TASK TO COMPLETE: Filter the entries for lines with the word "seats".

PROVIDED MATERIAL:

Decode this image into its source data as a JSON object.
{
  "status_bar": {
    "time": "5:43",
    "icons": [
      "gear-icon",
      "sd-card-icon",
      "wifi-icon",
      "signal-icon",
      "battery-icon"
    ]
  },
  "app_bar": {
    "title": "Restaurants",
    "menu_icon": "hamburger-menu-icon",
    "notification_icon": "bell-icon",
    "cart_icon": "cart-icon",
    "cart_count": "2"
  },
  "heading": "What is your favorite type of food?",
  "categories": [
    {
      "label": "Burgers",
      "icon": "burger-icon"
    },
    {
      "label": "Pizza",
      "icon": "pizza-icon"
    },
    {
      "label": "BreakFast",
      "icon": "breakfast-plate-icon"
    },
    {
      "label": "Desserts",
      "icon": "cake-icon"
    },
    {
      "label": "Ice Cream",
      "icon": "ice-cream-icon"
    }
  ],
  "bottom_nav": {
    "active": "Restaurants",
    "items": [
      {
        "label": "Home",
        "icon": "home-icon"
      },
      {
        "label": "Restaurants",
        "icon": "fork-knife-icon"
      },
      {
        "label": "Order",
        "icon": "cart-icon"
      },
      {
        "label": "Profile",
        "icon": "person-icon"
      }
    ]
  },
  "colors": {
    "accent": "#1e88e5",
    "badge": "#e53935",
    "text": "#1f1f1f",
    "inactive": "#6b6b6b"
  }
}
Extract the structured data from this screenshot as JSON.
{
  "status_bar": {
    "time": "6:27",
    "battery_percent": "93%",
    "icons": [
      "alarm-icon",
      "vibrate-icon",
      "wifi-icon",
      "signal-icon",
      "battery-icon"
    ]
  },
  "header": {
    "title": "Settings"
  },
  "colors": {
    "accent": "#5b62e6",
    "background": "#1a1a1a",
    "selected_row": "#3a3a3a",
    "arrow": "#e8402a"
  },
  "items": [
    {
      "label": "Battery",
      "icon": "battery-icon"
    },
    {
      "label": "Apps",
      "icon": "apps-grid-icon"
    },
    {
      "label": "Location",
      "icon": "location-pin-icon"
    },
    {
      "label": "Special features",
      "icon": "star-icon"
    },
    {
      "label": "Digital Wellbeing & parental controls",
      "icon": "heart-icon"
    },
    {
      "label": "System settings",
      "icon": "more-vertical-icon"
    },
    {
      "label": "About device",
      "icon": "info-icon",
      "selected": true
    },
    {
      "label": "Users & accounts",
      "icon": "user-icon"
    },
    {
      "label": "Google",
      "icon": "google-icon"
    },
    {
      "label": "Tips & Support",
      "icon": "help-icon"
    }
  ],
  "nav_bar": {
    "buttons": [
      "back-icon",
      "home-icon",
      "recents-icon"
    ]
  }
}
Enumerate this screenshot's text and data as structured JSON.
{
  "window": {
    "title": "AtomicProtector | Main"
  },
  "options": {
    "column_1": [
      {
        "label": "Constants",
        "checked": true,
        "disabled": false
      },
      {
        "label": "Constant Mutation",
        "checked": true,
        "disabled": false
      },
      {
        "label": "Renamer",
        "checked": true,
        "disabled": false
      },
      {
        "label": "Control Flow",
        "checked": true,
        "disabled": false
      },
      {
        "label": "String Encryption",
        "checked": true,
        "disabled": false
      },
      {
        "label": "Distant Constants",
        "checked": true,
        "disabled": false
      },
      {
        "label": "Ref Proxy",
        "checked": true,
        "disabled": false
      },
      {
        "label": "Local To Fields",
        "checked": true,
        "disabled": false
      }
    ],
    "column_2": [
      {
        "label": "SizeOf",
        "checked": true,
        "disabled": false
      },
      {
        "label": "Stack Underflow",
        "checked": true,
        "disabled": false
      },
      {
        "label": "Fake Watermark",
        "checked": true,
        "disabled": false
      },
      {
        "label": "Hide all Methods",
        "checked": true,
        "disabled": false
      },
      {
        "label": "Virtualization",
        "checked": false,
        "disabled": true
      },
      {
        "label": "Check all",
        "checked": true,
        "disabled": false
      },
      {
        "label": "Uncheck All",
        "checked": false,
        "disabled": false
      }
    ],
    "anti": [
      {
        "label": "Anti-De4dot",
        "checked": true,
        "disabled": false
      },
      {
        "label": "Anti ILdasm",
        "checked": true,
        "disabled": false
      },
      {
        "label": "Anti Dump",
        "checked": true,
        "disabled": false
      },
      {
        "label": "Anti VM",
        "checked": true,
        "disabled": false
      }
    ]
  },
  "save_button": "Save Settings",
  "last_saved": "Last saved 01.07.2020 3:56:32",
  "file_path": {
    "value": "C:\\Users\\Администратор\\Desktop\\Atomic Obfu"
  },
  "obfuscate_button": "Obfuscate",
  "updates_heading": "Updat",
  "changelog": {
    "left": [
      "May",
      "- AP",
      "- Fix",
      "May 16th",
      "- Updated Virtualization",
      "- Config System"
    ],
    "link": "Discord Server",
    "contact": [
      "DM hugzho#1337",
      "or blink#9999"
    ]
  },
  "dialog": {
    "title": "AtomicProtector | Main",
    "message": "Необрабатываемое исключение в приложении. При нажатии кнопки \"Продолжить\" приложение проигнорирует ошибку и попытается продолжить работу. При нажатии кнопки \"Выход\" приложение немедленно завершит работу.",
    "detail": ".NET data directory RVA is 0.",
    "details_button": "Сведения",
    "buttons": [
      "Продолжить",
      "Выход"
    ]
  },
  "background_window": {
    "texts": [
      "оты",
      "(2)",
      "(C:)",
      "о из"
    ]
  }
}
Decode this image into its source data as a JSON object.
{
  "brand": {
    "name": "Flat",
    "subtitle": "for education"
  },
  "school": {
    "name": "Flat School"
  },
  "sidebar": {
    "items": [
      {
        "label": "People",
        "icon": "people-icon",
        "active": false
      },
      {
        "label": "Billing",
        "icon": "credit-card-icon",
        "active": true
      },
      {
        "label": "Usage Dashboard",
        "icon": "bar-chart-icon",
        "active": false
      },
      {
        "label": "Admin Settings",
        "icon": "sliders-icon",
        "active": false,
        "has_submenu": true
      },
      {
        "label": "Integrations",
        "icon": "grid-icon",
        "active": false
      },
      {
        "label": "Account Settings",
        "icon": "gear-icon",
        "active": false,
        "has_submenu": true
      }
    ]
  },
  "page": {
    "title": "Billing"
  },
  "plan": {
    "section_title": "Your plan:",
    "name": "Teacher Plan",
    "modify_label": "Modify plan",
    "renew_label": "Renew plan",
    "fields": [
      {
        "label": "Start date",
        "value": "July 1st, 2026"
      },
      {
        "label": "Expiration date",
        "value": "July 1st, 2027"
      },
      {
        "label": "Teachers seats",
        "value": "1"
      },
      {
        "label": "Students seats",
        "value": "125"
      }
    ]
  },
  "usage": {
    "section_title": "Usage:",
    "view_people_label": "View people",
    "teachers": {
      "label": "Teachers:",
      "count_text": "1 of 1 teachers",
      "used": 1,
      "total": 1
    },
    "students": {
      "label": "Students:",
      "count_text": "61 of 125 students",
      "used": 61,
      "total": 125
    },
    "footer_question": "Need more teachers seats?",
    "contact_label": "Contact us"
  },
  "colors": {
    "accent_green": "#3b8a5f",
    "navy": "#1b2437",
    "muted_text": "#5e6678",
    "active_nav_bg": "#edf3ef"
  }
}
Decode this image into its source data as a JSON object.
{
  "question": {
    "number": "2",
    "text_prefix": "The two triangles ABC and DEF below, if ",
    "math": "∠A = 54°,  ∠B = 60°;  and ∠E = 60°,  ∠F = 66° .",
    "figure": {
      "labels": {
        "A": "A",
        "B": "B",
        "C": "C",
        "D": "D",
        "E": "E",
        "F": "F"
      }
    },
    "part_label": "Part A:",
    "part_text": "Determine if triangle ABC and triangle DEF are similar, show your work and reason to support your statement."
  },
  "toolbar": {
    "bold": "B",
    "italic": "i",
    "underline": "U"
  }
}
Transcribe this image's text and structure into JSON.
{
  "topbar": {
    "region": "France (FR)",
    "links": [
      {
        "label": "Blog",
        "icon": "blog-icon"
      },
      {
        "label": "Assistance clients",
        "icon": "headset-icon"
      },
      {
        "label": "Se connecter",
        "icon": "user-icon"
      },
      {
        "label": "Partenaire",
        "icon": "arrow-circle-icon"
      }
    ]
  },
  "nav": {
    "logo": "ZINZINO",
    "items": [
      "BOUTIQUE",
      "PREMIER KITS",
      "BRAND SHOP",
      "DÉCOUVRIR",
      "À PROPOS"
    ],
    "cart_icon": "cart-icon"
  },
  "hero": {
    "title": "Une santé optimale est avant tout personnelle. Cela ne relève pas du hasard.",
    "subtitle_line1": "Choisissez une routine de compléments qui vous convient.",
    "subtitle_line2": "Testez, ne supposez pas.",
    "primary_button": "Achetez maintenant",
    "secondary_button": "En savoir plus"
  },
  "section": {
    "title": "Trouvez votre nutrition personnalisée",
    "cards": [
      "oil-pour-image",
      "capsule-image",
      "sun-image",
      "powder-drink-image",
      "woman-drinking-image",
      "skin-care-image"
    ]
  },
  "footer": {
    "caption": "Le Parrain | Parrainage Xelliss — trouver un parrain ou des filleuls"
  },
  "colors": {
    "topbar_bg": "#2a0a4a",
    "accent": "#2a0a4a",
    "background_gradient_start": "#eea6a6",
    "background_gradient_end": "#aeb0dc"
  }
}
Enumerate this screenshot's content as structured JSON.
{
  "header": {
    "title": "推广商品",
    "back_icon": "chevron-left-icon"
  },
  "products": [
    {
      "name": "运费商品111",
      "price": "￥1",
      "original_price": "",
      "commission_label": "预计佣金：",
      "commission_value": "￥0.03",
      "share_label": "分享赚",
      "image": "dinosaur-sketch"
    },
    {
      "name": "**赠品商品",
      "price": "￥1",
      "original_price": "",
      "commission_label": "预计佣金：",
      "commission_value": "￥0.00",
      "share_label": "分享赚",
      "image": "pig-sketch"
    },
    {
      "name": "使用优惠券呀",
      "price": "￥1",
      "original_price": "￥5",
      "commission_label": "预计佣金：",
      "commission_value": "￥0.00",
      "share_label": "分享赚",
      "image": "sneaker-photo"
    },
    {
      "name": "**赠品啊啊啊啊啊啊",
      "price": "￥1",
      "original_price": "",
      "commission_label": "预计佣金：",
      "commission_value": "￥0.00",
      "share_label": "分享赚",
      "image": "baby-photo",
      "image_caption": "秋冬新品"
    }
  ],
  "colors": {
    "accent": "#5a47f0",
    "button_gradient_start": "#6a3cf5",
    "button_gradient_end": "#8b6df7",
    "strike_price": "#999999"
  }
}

ANSWER BOX:
        "label": "Teachers seats",
        "label": "Students seats",
    "footer_question": "Need more teachers seats?",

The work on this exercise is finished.